(501b) Spatial Characterization of Solid Acid Catalysts By Reactive Gas Chromatography

Dauenhauer, P., University of Minnesota
Vinter, K. P., University of Minnesota
Abdelrahman, O. A., University of Massachusetts Amherst
One of the more common methods for characterizing solid acid catalysts is the temperature programmed desorption (TPD) of alkylamines, which selectively decompose to an alkene and ammonia over Brønsted acid sites. TPD is traditionally carried out either in a flow reactor or microbalance, coupled with a mass spectrometer for identification and/or quantitative purposes.
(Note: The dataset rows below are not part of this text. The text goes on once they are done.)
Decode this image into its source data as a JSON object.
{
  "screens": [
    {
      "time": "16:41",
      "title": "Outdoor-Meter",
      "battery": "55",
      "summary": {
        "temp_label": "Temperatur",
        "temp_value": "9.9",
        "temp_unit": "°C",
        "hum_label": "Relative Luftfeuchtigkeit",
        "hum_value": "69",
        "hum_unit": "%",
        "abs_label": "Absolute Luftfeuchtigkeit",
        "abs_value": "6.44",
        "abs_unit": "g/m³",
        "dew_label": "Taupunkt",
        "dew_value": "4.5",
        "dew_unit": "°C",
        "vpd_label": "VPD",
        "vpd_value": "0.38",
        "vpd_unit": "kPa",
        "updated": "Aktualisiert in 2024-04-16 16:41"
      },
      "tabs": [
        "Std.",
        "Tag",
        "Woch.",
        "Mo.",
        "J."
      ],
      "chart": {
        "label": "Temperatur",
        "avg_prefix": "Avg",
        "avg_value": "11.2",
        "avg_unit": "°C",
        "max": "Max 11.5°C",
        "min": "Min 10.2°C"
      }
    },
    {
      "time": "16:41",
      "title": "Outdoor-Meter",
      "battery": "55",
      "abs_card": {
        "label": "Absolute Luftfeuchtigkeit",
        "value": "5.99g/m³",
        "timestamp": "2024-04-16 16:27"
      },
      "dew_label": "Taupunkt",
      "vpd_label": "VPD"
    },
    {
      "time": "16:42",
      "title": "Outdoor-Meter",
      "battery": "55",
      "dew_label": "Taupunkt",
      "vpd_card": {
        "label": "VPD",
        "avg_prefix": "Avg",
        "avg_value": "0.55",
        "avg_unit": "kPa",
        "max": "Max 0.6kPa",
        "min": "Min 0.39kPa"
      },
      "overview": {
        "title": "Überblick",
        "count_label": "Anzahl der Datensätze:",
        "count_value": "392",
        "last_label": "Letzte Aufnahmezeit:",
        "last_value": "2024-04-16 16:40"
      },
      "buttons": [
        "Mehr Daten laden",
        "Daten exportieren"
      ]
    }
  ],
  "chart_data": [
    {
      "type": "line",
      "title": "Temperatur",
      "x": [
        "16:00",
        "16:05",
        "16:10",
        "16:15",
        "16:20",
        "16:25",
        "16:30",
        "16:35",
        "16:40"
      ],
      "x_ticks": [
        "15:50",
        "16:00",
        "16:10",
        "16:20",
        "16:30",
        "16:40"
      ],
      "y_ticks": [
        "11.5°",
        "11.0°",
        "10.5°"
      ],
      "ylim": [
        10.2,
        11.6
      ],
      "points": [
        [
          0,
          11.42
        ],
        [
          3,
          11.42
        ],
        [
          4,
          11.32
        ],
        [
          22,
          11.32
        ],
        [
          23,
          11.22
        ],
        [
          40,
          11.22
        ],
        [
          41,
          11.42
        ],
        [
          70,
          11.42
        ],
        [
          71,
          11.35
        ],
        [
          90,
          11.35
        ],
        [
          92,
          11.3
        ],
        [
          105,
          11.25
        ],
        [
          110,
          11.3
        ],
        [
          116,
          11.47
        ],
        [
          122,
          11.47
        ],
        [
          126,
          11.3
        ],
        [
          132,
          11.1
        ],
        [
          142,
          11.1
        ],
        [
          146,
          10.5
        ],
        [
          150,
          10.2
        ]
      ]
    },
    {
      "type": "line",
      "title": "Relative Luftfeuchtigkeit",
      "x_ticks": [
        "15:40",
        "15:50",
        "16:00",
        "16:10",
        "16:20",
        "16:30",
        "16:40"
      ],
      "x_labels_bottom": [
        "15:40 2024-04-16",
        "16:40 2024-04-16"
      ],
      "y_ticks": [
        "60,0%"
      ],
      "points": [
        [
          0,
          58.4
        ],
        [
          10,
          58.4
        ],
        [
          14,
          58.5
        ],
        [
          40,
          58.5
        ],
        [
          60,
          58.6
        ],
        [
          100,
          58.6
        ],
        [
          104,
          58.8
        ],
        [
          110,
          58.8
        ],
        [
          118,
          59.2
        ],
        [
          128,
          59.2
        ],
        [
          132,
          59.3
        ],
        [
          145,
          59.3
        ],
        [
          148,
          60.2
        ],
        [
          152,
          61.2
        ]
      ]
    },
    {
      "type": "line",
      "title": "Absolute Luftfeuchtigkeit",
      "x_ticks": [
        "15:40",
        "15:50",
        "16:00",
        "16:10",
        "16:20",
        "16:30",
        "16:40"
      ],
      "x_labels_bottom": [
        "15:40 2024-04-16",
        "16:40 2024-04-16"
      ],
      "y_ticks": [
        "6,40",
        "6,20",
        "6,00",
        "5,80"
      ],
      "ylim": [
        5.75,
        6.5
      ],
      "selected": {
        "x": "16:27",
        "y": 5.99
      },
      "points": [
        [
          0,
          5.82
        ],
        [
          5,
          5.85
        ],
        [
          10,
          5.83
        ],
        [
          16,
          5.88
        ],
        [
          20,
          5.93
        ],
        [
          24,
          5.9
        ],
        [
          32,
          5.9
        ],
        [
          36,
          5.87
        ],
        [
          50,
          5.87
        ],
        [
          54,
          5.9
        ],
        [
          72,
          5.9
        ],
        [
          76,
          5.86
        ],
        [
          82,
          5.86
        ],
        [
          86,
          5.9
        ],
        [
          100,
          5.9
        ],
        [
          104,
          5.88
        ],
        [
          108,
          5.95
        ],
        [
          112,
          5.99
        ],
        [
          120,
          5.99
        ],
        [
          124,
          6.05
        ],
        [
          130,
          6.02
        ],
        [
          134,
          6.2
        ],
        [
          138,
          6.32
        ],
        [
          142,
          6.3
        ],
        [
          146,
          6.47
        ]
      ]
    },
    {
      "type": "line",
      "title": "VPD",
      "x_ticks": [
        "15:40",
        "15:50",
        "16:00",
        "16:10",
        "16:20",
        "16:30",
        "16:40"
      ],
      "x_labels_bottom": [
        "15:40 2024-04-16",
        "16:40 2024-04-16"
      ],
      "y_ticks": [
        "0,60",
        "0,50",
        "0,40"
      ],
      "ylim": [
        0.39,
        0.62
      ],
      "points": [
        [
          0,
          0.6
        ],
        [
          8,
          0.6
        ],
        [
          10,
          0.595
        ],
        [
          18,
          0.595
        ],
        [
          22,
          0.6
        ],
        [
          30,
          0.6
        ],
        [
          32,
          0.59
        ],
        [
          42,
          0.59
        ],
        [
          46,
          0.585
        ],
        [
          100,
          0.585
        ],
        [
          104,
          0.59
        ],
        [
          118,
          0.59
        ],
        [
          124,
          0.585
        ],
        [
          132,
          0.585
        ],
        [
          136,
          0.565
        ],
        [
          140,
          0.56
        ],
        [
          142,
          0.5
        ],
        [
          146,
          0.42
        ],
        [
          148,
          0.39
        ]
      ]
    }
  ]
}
Reactive gas chromatography is a new technique to measure Brønsted acid site densities of solid acid catalysts, which condenses the typical experimental setup required for a TPD into a single, fully automated gas chromatograph (GC). Reactions are carried out in a microcatalytic reactor, housed within a temperature controlled GC inlet liner, products are then separated in a GC column and quantified by a flame ionization detector. This eliminates the need for more complex instrumentation such as on-line mass spectrometers or a flow reactor apparatus. An investigation of the RGC method was carried out by characterizing ZSM-5, BEA and SPP zeolites of varying Si/Al ratios, utilizing alkylamine decomposition to selectively count Brønsted acid sites. A comparison between RGC measurements and conventional TPD methods show excellent agreement, confirmed by comparison with pyridine in-situ titrations under Brønsted catalyzed reaction conditions. Reactive gas chromatography measurements performed using n-propylamine, isopropylamine and tert-butylamine were found to yield identical Brønsted acid site densities. Given the relatively low detection limits of a flame ionization detector, the method of reactive gas chromatography is found to be highly sensitive. Siliceous materials with Brønsted acid site densities of ~1 µmol/gcat could be reliably measured.